Stored records:
# # # # #
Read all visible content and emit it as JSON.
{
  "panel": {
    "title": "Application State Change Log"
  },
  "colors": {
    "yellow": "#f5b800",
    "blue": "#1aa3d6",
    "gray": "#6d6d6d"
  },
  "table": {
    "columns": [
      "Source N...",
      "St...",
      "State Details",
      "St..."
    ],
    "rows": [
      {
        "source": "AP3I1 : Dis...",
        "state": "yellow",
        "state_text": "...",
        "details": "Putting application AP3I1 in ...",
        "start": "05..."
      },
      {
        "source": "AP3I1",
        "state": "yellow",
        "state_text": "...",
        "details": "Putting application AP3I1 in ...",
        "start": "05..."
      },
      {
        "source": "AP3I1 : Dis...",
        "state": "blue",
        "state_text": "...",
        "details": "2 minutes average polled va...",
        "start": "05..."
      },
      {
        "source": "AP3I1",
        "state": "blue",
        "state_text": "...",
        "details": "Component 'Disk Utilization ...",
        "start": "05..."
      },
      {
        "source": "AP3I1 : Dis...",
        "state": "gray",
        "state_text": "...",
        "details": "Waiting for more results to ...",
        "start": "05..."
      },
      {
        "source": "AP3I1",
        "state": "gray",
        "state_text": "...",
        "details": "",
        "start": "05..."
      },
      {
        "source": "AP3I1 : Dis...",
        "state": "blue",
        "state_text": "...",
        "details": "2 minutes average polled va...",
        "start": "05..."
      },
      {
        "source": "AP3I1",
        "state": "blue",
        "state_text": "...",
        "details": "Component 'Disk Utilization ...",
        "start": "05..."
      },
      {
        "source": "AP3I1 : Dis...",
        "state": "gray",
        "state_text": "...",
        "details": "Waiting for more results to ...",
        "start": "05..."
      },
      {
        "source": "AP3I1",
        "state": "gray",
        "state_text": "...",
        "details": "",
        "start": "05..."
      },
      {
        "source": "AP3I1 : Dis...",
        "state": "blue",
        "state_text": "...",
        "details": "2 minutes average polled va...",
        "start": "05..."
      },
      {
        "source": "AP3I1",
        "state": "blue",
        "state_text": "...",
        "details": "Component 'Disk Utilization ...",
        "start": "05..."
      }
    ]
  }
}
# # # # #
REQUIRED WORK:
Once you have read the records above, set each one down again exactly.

SOLUTION FOR THIS TASK:
Read all visible content and emit it as JSON.
{
  "panel": {
    "title": "Application State Change Log"
  },
  "colors": {
    "yellow": "#f5b800",
    "blue": "#1aa3d6",
    "gray": "#6d6d6d"
  },
  "table": {
    "columns": [
      "Source N...",
      "St...",
      "State Details",
      "St..."
    ],
    "rows": [
      {
        "source": "AP3I1 : Dis...",
        "state": "yellow",
        "state_text": "...",
        "details": "Putting application AP3I1 in ...",
        "start": "05..."
      },
      {
        "source": "AP3I1",
        "state": "yellow",
        "state_text": "...",
        "details": "Putting application AP3I1 in ...",
        "start": "05..."
      },
      {
        "source": "AP3I1 : Dis...",
        "state": "blue",
        "state_text": "...",
        "details": "2 minutes average polled va...",
        "start": "05..."
      },
      {
        "source": "AP3I1",
        "state": "blue",
        "state_text": "...",
        "details": "Component 'Disk Utilization ...",
        "start": "05..."
      },
      {
        "source": "AP3I1 : Dis...",
        "state": "gray",
        "state_text": "...",
        "details": "Waiting for more results to ...",
        "start": "05..."
      },
      {
        "source": "AP3I1",
        "state": "gray",
        "state_text": "...",
        "details": "",
        "start": "05..."
      },
      {
        "source": "AP3I1 : Dis...",
        "state": "blue",
        "state_text": "...",
        "details": "2 minutes average polled va...",
        "start": "05..."
      },
      {
        "source": "AP3I1",
        "state": "blue",
        "state_text": "...",
        "details": "Component 'Disk Utilization ...",
        "start": "05..."
      },
      {
        "source": "AP3I1 : Dis...",
        "state": "gray",
        "state_text": "...",
        "details": "Waiting for more results to ...",
        "start": "05..."
      },
      {
        "source": "AP3I1",
        "state": "gray",
        "state_text": "...",
        "details": "",
        "start": "05..."
      },
      {
        "source": "AP3I1 : Dis...",
        "state": "blue",
        "state_text": "...",
        "details": "2 minutes average polled va...",
        "start": "05..."
      },
      {
        "source": "AP3I1",
        "state": "blue",
        "state_text": "...",
        "details": "Component 'Disk Utilization ...",
        "start": "05..."
      }
    ]
  }
}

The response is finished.